===== Data records =====

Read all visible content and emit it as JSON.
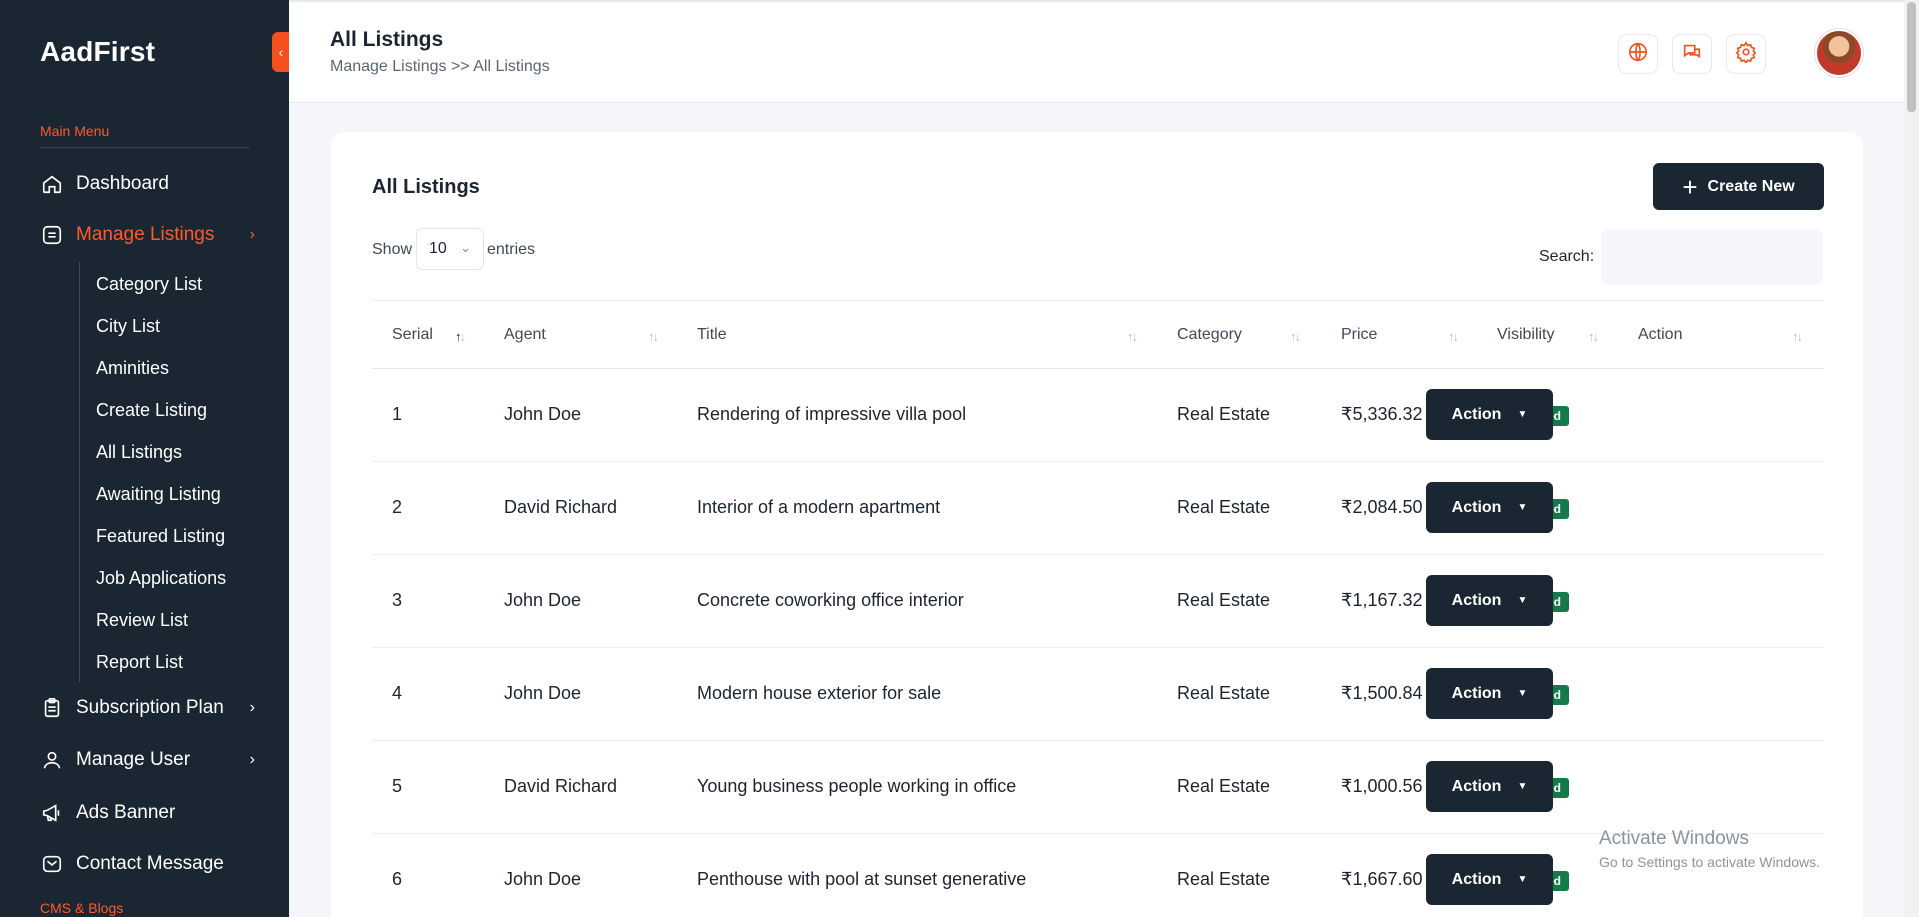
{
  "sidebar": {
    "brand": "AadFirst",
    "main_menu_label": "Main Menu",
    "cms_label": "CMS & Blogs",
    "items": [
      {
        "label": "Dashboard",
        "icon": "home-icon"
      },
      {
        "label": "Manage Listings",
        "icon": "list-icon",
        "active": true
      },
      {
        "label": "Subscription Plan",
        "icon": "clipboard-icon"
      },
      {
        "label": "Manage User",
        "icon": "user-icon"
      },
      {
        "label": "Ads Banner",
        "icon": "megaphone-icon"
      },
      {
        "label": "Contact Message",
        "icon": "mail-icon"
      }
    ],
    "submenu": [
      "Category List",
      "City List",
      "Aminities",
      "Create Listing",
      "All Listings",
      "Awaiting Listing",
      "Featured Listing",
      "Job Applications",
      "Review List",
      "Report List"
    ]
  },
  "header": {
    "title": "All Listings",
    "breadcrumb": "Manage Listings >> All Listings",
    "icons": [
      "globe-icon",
      "chat-icon",
      "gear-icon"
    ],
    "accent": "#f4511e"
  },
  "card": {
    "title": "All Listings",
    "create_label": "Create New",
    "show_label": "Show",
    "entries_value": "10",
    "entries_label": "entries",
    "search_label": "Search:"
  },
  "table": {
    "columns": [
      "Serial",
      "Agent",
      "Title",
      "Category",
      "Price",
      "Visibility",
      "Action"
    ],
    "rows": [
      {
        "serial": "1",
        "agent": "John Doe",
        "title": "Rendering of impressive villa pool",
        "category": "Real Estate",
        "price": "₹5,336.32",
        "visibility": "Approved",
        "action": "Action"
      },
      {
        "serial": "2",
        "agent": "David Richard",
        "title": "Interior of a modern apartment",
        "category": "Real Estate",
        "price": "₹2,084.50",
        "visibility": "Approved",
        "action": "Action"
      },
      {
        "serial": "3",
        "agent": "John Doe",
        "title": "Concrete coworking office interior",
        "category": "Real Estate",
        "price": "₹1,167.32",
        "visibility": "Approved",
        "action": "Action"
      },
      {
        "serial": "4",
        "agent": "John Doe",
        "title": "Modern house exterior for sale",
        "category": "Real Estate",
        "price": "₹1,500.84",
        "visibility": "Approved",
        "action": "Action"
      },
      {
        "serial": "5",
        "agent": "David Richard",
        "title": "Young business people working in office",
        "category": "Real Estate",
        "price": "₹1,000.56",
        "visibility": "Approved",
        "action": "Action"
      },
      {
        "serial": "6",
        "agent": "John Doe",
        "title": "Penthouse with pool at sunset generative",
        "category": "Real Estate",
        "price": "₹1,667.60",
        "visibility": "Approved",
        "action": "Action"
      }
    ],
    "badge_color": "#157a4a"
  },
  "watermark": {
    "line1": "Activate Windows",
    "line2": "Go to Settings to activate Windows."
  }
}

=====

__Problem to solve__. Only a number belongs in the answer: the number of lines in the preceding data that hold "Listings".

__Response to this exercise__. 5